When does the train arrive in Vienna? Ku- a---- t---- n- V---? Kur arrin treni nё Vjen? 0 +
When does the train arrive in Moscow? Ku- a---- t---- n- M----? Kur arrin treni nё Moskё? 0 +
When does the train arrive in Amsterdam? Ku- a---- t---- n- A--------? Kur arrin treni nё Amsterdam? 0 +
     
Do I have to change trains? A d---- t- n------ t---? A duhet tё ndёrroj tren? 0 +
From which platform does the train leave? Nё c---- p-------- n---- t----? Nё cilёn platformё niset treni? 0 +
Does the train have sleepers? A k- v---- g---- n- t---? A ka vagon gjumi nё tren? 0 +
     
I’d like a one-way ticket to Brussels. Du- v---- v----- p-- B------. Dua vetёm vajtje pёr Bruksel. 0 +
I’d like a return ticket to Copenhagen. Du- n-- b----- k----- p-- n- K---------. Dua njё biletё kthimi pёr nё Kopenhagen. 0 +
What does a berth in the sleeper cost? Sa k------ n-- v--- n- v------ m- s-------? Sa kushton njё vend nё vagonin me shtretёr? 0 +
     

Language change

The world in which we live changes every day. As a result, our language can never stagnate. It continues to develop with us and is therefore dynamic. This change can affect all areas of a language. That is to say, it can apply to various aspects. Phonological change affects the sound system of a language. With semantic change, the meaning of words change. Lexical change involves changes to vocabulary. Grammatical change alters grammatical structures. The reasons for linguistic change are varied. Often economic reasons exist. Speakers or writers want to save time or effort. Such being the case, they simplify their speech. Innovations can also promote language change. That is the case, for instance, when new things are invented. These things need names, so new words emerge. Language change is typically not planned. It is a natural process and often happens automatically. But speakers can also vary their language quite consciously. They do so when they want to achieve a certain effect. The influence of foreign languages also promotes language change. This becomes particularly obvious in times of globalization. The English language influences other languages more than any other. You can find English words in almost every language. They are called Anglicisms. Language change has been criticized or feared since ancient times. At the same time, language change is a positive sign. Because it proves: Our language is alive – just like us!
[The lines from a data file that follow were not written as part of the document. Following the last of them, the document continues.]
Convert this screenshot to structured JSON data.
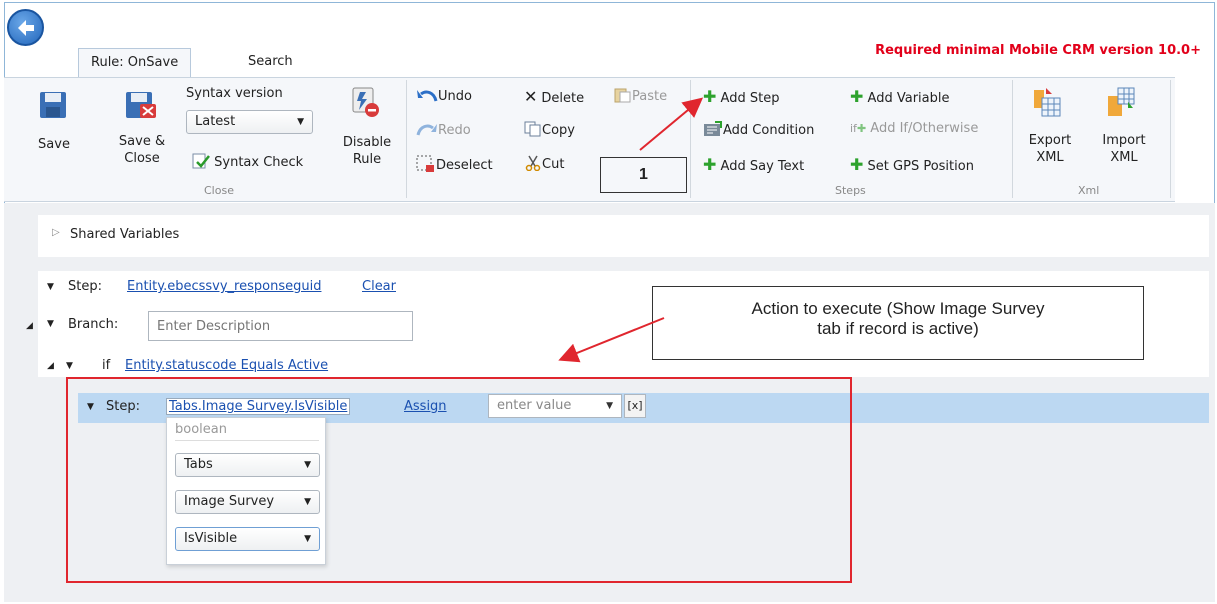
{
  "tabs": {
    "rule": "Rule: OnSave",
    "search": "Search"
  },
  "requirement": "Required minimal Mobile CRM version 10.0+",
  "ribbon": {
    "save": "Save",
    "save_close_1": "Save &",
    "save_close_2": "Close",
    "syntax_version": "Syntax version",
    "syntax_value": "Latest",
    "syntax_check": "Syntax Check",
    "disable_1": "Disable",
    "disable_2": "Rule",
    "group_close": "Close",
    "undo": "Undo",
    "redo": "Redo",
    "deselect": "Deselect",
    "delete": "Delete",
    "copy": "Copy",
    "cut": "Cut",
    "paste": "Paste",
    "add_step": "Add Step",
    "add_condition": "Add Condition",
    "add_say_text": "Add Say Text",
    "add_variable": "Add Variable",
    "add_if_otherwise": "Add If/Otherwise",
    "set_gps": "Set GPS Position",
    "group_steps": "Steps",
    "export_1": "Export",
    "export_2": "XML",
    "import_1": "Import",
    "import_2": "XML",
    "group_xml": "Xml"
  },
  "annotations": {
    "box_number": "1",
    "callout_line1": "Action to execute (Show Image Survey",
    "callout_line2": "tab if record is active)"
  },
  "editor": {
    "shared_variables": "Shared Variables",
    "step_label": "Step:",
    "step1_value": "Entity.ebecssvy_responseguid",
    "clear": "Clear",
    "branch_label": "Branch:",
    "branch_placeholder": "Enter Description",
    "if_label": "if",
    "condition": "Entity.statuscode Equals Active",
    "step2_value": "Tabs.Image Survey.IsVisible",
    "assign": "Assign",
    "value_placeholder": "enter value",
    "x_button": "[x]",
    "type_hint": "boolean",
    "dd1": "Tabs",
    "dd2": "Image Survey",
    "dd3": "IsVisible"
  },
  "colors": {
    "accent_red": "#e2001a",
    "selected_row": "#bcd8f2",
    "link": "#1a50b0"
  }
}
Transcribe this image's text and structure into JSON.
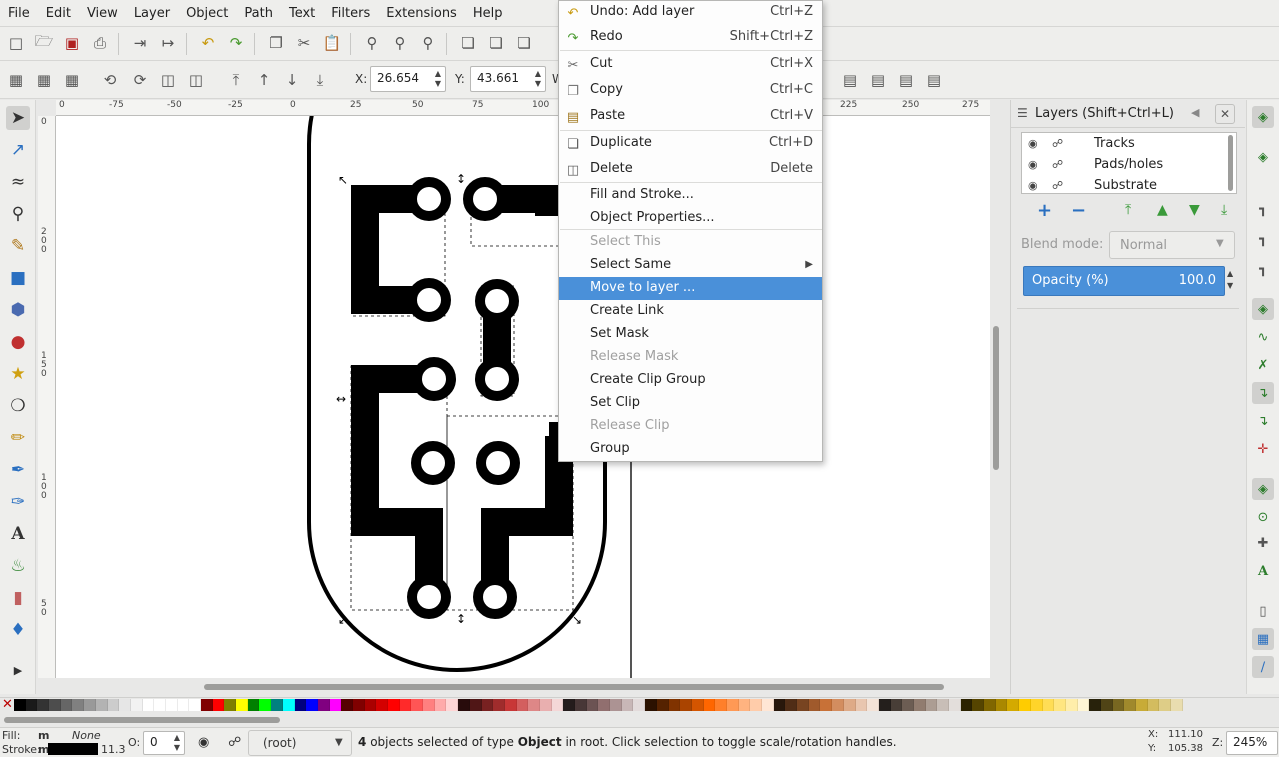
{
  "menubar": {
    "items": [
      "File",
      "Edit",
      "View",
      "Layer",
      "Object",
      "Path",
      "Text",
      "Filters",
      "Extensions",
      "Help"
    ]
  },
  "toolbar": {
    "x_label": "X:",
    "x_value": "26.654",
    "y_label": "Y:",
    "y_value": "43.661",
    "w_label": "W"
  },
  "rulers": {
    "h_labels": [
      "0",
      "-75",
      "-50",
      "-25",
      "0",
      "25",
      "50",
      "75",
      "100",
      "225",
      "250",
      "275"
    ],
    "v_labels": [
      "0",
      "2 0 0",
      "1 5 0",
      "1 0 0",
      "5 0"
    ]
  },
  "context_menu": {
    "items": [
      {
        "label": "Undo: Add layer",
        "shortcut": "Ctrl+Z",
        "icon": "undo-icon"
      },
      {
        "label": "Redo",
        "shortcut": "Shift+Ctrl+Z",
        "icon": "redo-icon"
      },
      {
        "label": "Cut",
        "shortcut": "Ctrl+X",
        "icon": "scissors-icon"
      },
      {
        "label": "Copy",
        "shortcut": "Ctrl+C",
        "icon": "copy-icon"
      },
      {
        "label": "Paste",
        "shortcut": "Ctrl+V",
        "icon": "paste-icon"
      },
      {
        "label": "Duplicate",
        "shortcut": "Ctrl+D",
        "icon": "duplicate-icon"
      },
      {
        "label": "Delete",
        "shortcut": "Delete",
        "icon": "trash-icon"
      },
      {
        "label": "Fill and Stroke..."
      },
      {
        "label": "Object Properties..."
      },
      {
        "label": "Select This"
      },
      {
        "label": "Select Same"
      },
      {
        "label": "Move to layer ..."
      },
      {
        "label": "Create Link"
      },
      {
        "label": "Set Mask"
      },
      {
        "label": "Release Mask"
      },
      {
        "label": "Create Clip Group"
      },
      {
        "label": "Set Clip"
      },
      {
        "label": "Release Clip"
      },
      {
        "label": "Group"
      }
    ]
  },
  "layers_dialog": {
    "title": "Layers (Shift+Ctrl+L)",
    "layers": [
      "Tracks",
      "Pads/holes",
      "Substrate"
    ],
    "blend_label": "Blend mode:",
    "blend_value": "Normal",
    "opacity_label": "Opacity (%)",
    "opacity_value": "100.0"
  },
  "statusbar": {
    "fill_label": "Fill:",
    "fill_value": "m",
    "fill_none": "None",
    "stroke_label": "Stroke:",
    "stroke_value": "m",
    "stroke_width": "11.3",
    "opacity_label": "O:",
    "opacity_value": "0",
    "layer_select": "(root)",
    "message_count": "4",
    "message_a": "objects selected of type",
    "message_type": "Object",
    "message_b": "in root. Click selection to toggle scale/rotation handles.",
    "cursor_x_label": "X:",
    "cursor_x": "111.10",
    "cursor_y_label": "Y:",
    "cursor_y": "105.38",
    "zoom_label": "Z:",
    "zoom_value": "245%"
  },
  "colors": {
    "selection_blue": "#4a90d9",
    "menu_bg": "#fdfdfd",
    "chrome_bg": "#eeeeec"
  },
  "palette": [
    "#000000",
    "#1a1a1a",
    "#333333",
    "#4d4d4d",
    "#666666",
    "#808080",
    "#999999",
    "#b3b3b3",
    "#cccccc",
    "#e6e6e6",
    "#f2f2f2",
    "#ffffff",
    "#ffffff",
    "#ffffff",
    "#ffffff",
    "#ffffff",
    "#800000",
    "#ff0000",
    "#808000",
    "#ffff00",
    "#008000",
    "#00ff00",
    "#008080",
    "#00ffff",
    "#000080",
    "#0000ff",
    "#800080",
    "#ff00ff",
    "#550000",
    "#800000",
    "#aa0000",
    "#d40000",
    "#ff0000",
    "#ff2a2a",
    "#ff5555",
    "#ff8080",
    "#ffaaaa",
    "#ffd5d5",
    "#280b0b",
    "#501616",
    "#782121",
    "#a02c2c",
    "#c83737",
    "#d35f5f",
    "#de8787",
    "#e9afaf",
    "#f4d7d7",
    "#241c1c",
    "#483737",
    "#6c5353",
    "#916f6f",
    "#ac9393",
    "#c8b7b7",
    "#e3dbdb",
    "#2b1100",
    "#552200",
    "#803300",
    "#aa4400",
    "#d45500",
    "#ff6600",
    "#ff7f2a",
    "#ff9955",
    "#ffb380",
    "#ffccaa",
    "#ffe6d5",
    "#28170b",
    "#502d16",
    "#784421",
    "#a05a2c",
    "#c87137",
    "#d38d5f",
    "#deaa87",
    "#e9c6af",
    "#f4e3d7",
    "#241f1c",
    "#483e37",
    "#6c5d53",
    "#917c6f",
    "#ac9d93",
    "#c8beb7",
    "#e3dedb",
    "#2b2200",
    "#554400",
    "#806600",
    "#aa8800",
    "#d4aa00",
    "#ffcc00",
    "#ffd42a",
    "#ffdd55",
    "#ffe680",
    "#ffeeaa",
    "#fff6d5",
    "#28220b",
    "#504416",
    "#786721",
    "#a0892c",
    "#c8ab37",
    "#d3bc5f",
    "#decd87",
    "#e9ddaf"
  ]
}
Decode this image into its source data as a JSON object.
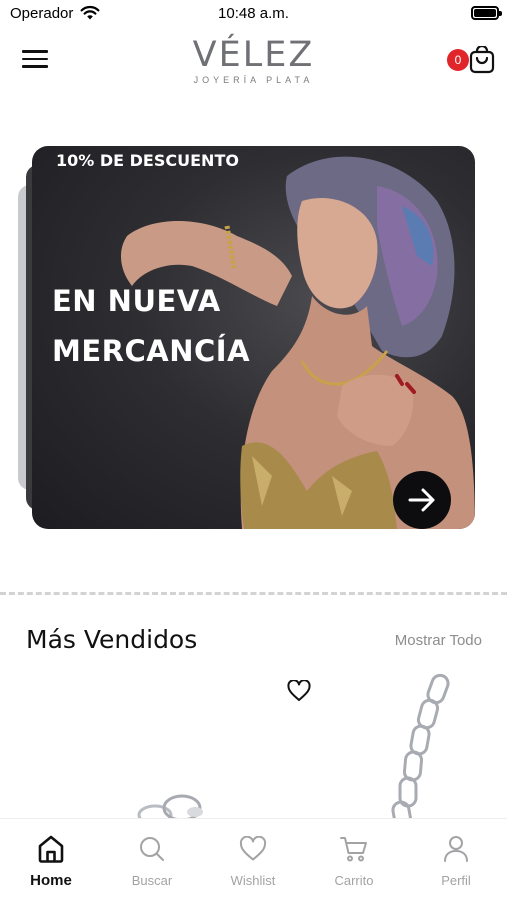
{
  "status_bar": {
    "carrier": "Operador",
    "time": "10:48 a.m."
  },
  "header": {
    "logo_main": "VÉLEZ",
    "logo_sub": "JOYERÍA PLATA",
    "cart_count": "0"
  },
  "banner": {
    "discount": "10% DE DESCUENTO",
    "headline_line1": "EN NUEVA",
    "headline_line2": "MERCANCÍA"
  },
  "section": {
    "title": "Más Vendidos",
    "show_all": "Mostrar Todo"
  },
  "bottom_nav": {
    "items": [
      {
        "label": "Home",
        "icon": "home-icon",
        "active": true
      },
      {
        "label": "Buscar",
        "icon": "search-icon",
        "active": false
      },
      {
        "label": "Wishlist",
        "icon": "heart-icon",
        "active": false
      },
      {
        "label": "Carrito",
        "icon": "cart-icon",
        "active": false
      },
      {
        "label": "Perfil",
        "icon": "user-icon",
        "active": false
      }
    ]
  },
  "colors": {
    "badge": "#e0262b",
    "logo": "#6f7175",
    "inactive_nav": "#a3a3a6"
  }
}
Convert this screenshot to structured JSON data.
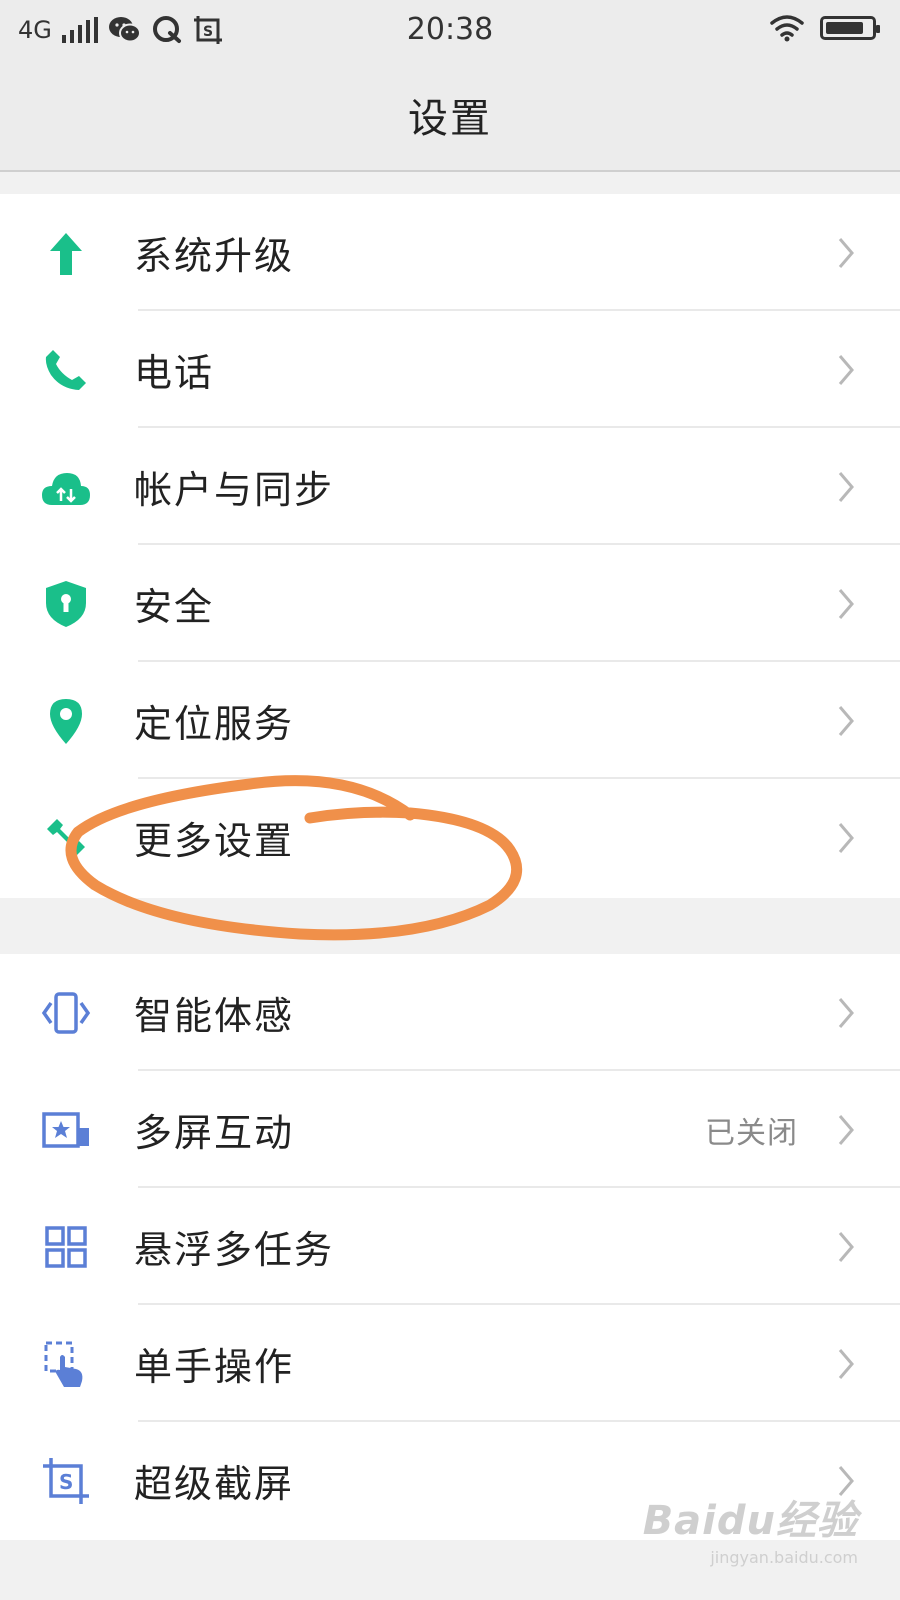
{
  "status_bar": {
    "network": "4G",
    "time": "20:38",
    "battery_level": 0.85
  },
  "header": {
    "title": "设置"
  },
  "colors": {
    "green_accent": "#1abf8a",
    "blue_accent": "#5b7fd6",
    "annotation_orange": "#f0904a"
  },
  "groups": [
    {
      "items": [
        {
          "label": "系统升级",
          "icon": "upgrade-arrow-icon"
        },
        {
          "label": "电话",
          "icon": "phone-icon"
        },
        {
          "label": "帐户与同步",
          "icon": "cloud-sync-icon"
        },
        {
          "label": "安全",
          "icon": "shield-icon"
        },
        {
          "label": "定位服务",
          "icon": "location-pin-icon"
        },
        {
          "label": "更多设置",
          "icon": "wrench-icon"
        }
      ]
    },
    {
      "items": [
        {
          "label": "智能体感",
          "icon": "motion-phone-icon"
        },
        {
          "label": "多屏互动",
          "icon": "multiscreen-icon",
          "value": "已关闭"
        },
        {
          "label": "悬浮多任务",
          "icon": "multitask-icon"
        },
        {
          "label": "单手操作",
          "icon": "one-hand-icon"
        },
        {
          "label": "超级截屏",
          "icon": "screenshot-icon"
        }
      ]
    }
  ],
  "watermark": {
    "logo": "Baidu经验",
    "url": "jingyan.baidu.com"
  }
}
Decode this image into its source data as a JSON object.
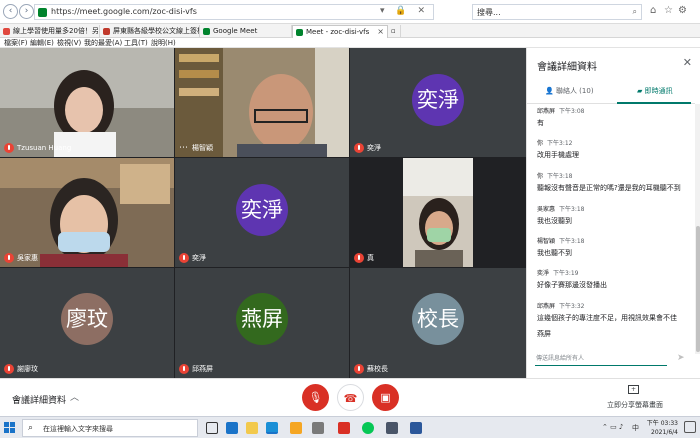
{
  "browser": {
    "url": "https://meet.google.com/zoc-disi-vfs",
    "search_placeholder": "搜尋...",
    "tabs": [
      {
        "label": "線上學習使用量多20倍！另一...",
        "color": "#e0483e"
      },
      {
        "label": "屏東縣各級學校公文線上簽核...",
        "color": "#c0392b"
      },
      {
        "label": "Google Meet",
        "color": "#00832d"
      },
      {
        "label": "Meet - zoc-disi-vfs",
        "color": "#00832d"
      }
    ],
    "menu": [
      "檔案(F)",
      "編輯(E)",
      "檢視(V)",
      "我的最愛(A)",
      "工具(T)",
      "說明(H)"
    ]
  },
  "participants": [
    {
      "name": "Tzusuan Huang",
      "kind": "video",
      "muted": true
    },
    {
      "name": "楊智穎",
      "kind": "video",
      "muted": false
    },
    {
      "name": "奕淨",
      "kind": "avatar",
      "initial": "奕淨",
      "color": "#5e35b1",
      "muted": true
    },
    {
      "name": "吳家惠",
      "kind": "video",
      "muted": true
    },
    {
      "name": "奕淨",
      "kind": "avatar",
      "initial": "奕淨",
      "color": "#5e35b1",
      "muted": true
    },
    {
      "name": "真",
      "kind": "video",
      "muted": true
    },
    {
      "name": "謝廖玟",
      "kind": "avatar",
      "initial": "廖玟",
      "color": "#8d6e63",
      "muted": true
    },
    {
      "name": "邱燕屏",
      "kind": "avatar",
      "initial": "燕屏",
      "color": "#33691e",
      "muted": true
    },
    {
      "name": "蘇校長",
      "kind": "avatar",
      "initial": "校長",
      "color": "#78909c",
      "muted": true
    }
  ],
  "panel": {
    "title": "會議詳細資料",
    "tab_people": "聯絡人 (10)",
    "tab_chat": "即時通訊",
    "messages": [
      {
        "sender": "邱燕屏",
        "time": "下午3:08",
        "text": "有"
      },
      {
        "sender": "你",
        "time": "下午3:12",
        "text": "改用手機處理"
      },
      {
        "sender": "你",
        "time": "下午3:18",
        "text": "聽報沒有聲音是正常的嗎?還是我的耳機聽不到"
      },
      {
        "sender": "吳家惠",
        "time": "下午3:18",
        "text": "我也沒聽到"
      },
      {
        "sender": "楊智穎",
        "time": "下午3:18",
        "text": "我也聽不到"
      },
      {
        "sender": "奕淨",
        "time": "下午3:19",
        "text": "好像子賽那邊沒發播出"
      },
      {
        "sender": "邱燕屏",
        "time": "下午3:32",
        "text": "這幾個孩子的專注度不足，用視訊效果會不佳"
      },
      {
        "sender": "",
        "time": "",
        "text": "燕屏"
      }
    ],
    "input_placeholder": "傳送訊息給所有人"
  },
  "bottom": {
    "meeting_details": "會議詳細資料",
    "present_label": "立即分享螢幕畫面"
  },
  "taskbar": {
    "search_placeholder": "在這裡輸入文字來搜尋",
    "time": "下午 03:33",
    "date": "2021/6/4",
    "ime": "中"
  }
}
Did you know?
Persian belongs to the Iranian language family. It is primarily spoken in Iran, Afghanistan and Tajikistan. It is important in other countries too, however. Among them are Uzbekistan, Turkmenistan, Bahrain, Iraq and India. Persian is the native language of approximately 70 million people. An additional 50 million people speak it as a second language. Different dialects are spoken depending on the region. In Iran, the Teheran dialect is considered the standard spoken language. In addition, the official written language of Persian also has to be learned. The Persian semiotic system is a variation of the Arabic alphabet. Persian contains no noun markers. There are also no grammatical genders. In the past Persian was the most important common language of the Orient. When you study Persian you quickly discover a fascinating culture. And Persian literature is among the most significant literary traditions in the world.